### SUPPLIED RECORDS:
----
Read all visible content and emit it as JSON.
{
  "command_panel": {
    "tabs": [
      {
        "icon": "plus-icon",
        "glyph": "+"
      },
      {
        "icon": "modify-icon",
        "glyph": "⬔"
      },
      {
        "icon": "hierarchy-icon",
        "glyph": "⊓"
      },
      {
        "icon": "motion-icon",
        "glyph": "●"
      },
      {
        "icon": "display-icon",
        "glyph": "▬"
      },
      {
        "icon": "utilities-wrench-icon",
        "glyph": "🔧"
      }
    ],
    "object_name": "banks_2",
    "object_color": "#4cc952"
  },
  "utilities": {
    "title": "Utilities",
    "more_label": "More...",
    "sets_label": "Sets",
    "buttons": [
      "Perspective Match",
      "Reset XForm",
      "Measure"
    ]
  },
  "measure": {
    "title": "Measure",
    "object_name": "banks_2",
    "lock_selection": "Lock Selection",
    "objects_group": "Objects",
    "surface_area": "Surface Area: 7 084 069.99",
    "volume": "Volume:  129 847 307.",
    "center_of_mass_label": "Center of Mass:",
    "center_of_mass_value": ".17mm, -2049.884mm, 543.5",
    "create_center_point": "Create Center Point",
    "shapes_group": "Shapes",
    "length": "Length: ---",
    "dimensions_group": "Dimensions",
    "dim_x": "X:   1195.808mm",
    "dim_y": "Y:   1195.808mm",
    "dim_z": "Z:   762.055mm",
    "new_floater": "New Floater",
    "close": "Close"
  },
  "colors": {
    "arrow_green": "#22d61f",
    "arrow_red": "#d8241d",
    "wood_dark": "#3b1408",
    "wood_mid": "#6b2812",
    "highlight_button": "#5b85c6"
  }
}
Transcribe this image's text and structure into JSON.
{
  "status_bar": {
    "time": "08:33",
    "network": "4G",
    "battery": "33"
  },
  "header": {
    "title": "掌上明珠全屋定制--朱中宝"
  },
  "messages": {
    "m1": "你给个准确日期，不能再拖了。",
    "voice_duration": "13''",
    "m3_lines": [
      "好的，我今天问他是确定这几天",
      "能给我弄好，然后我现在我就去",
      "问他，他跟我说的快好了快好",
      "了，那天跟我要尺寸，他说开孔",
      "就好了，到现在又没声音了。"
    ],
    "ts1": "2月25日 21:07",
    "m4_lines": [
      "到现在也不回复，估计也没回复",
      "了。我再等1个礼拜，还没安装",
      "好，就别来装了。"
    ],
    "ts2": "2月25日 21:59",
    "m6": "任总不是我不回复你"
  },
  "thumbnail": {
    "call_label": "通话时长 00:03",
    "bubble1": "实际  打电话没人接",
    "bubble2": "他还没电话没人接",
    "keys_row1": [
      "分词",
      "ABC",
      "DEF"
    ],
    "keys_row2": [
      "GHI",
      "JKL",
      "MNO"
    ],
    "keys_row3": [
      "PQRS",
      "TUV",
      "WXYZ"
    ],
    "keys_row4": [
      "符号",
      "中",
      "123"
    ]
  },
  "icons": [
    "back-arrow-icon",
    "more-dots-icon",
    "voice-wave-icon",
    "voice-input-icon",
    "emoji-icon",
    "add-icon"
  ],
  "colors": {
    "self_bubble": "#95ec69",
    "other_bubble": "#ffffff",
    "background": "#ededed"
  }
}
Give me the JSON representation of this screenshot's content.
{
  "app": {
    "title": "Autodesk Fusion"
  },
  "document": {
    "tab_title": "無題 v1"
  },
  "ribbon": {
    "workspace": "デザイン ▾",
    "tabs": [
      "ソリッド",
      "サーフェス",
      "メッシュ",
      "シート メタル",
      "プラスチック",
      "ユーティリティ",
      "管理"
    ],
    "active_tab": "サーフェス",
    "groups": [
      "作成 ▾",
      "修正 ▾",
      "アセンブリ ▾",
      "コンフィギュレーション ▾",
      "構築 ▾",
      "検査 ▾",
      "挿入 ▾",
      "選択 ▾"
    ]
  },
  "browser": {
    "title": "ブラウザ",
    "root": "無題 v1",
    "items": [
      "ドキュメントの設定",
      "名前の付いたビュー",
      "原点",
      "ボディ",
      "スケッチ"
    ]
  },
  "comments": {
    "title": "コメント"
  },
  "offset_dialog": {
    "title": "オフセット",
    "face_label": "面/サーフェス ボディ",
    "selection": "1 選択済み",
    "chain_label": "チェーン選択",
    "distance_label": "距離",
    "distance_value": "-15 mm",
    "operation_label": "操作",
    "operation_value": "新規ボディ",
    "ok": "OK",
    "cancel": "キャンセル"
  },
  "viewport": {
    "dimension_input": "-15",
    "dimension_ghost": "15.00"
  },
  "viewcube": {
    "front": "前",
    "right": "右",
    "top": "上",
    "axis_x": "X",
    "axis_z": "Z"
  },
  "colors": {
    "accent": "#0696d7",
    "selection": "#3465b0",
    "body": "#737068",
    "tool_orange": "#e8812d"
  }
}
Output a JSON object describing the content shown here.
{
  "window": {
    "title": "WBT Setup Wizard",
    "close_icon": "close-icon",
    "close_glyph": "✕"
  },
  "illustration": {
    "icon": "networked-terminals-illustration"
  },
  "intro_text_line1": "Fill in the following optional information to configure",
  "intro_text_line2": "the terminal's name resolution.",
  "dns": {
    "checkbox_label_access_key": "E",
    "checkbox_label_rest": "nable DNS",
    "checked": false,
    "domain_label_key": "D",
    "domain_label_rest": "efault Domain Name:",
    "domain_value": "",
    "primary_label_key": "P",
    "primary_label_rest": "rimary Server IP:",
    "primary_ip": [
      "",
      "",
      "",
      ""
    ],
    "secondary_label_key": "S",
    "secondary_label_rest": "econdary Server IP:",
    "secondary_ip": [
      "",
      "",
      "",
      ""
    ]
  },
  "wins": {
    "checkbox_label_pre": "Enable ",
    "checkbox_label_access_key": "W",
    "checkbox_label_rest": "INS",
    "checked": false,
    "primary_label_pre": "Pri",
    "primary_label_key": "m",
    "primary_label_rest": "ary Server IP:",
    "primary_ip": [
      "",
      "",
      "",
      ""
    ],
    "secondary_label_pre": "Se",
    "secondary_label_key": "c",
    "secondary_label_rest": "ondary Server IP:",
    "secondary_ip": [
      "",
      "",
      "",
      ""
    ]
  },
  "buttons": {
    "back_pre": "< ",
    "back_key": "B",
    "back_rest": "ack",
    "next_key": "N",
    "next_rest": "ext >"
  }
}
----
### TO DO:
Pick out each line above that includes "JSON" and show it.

### SOLUTION TO THIS EXERCISE:
Read all visible content and emit it as JSON.
Transcribe this image's text and structure into JSON.
Give me the JSON representation of this screenshot's content.
Output a JSON object describing the content shown here.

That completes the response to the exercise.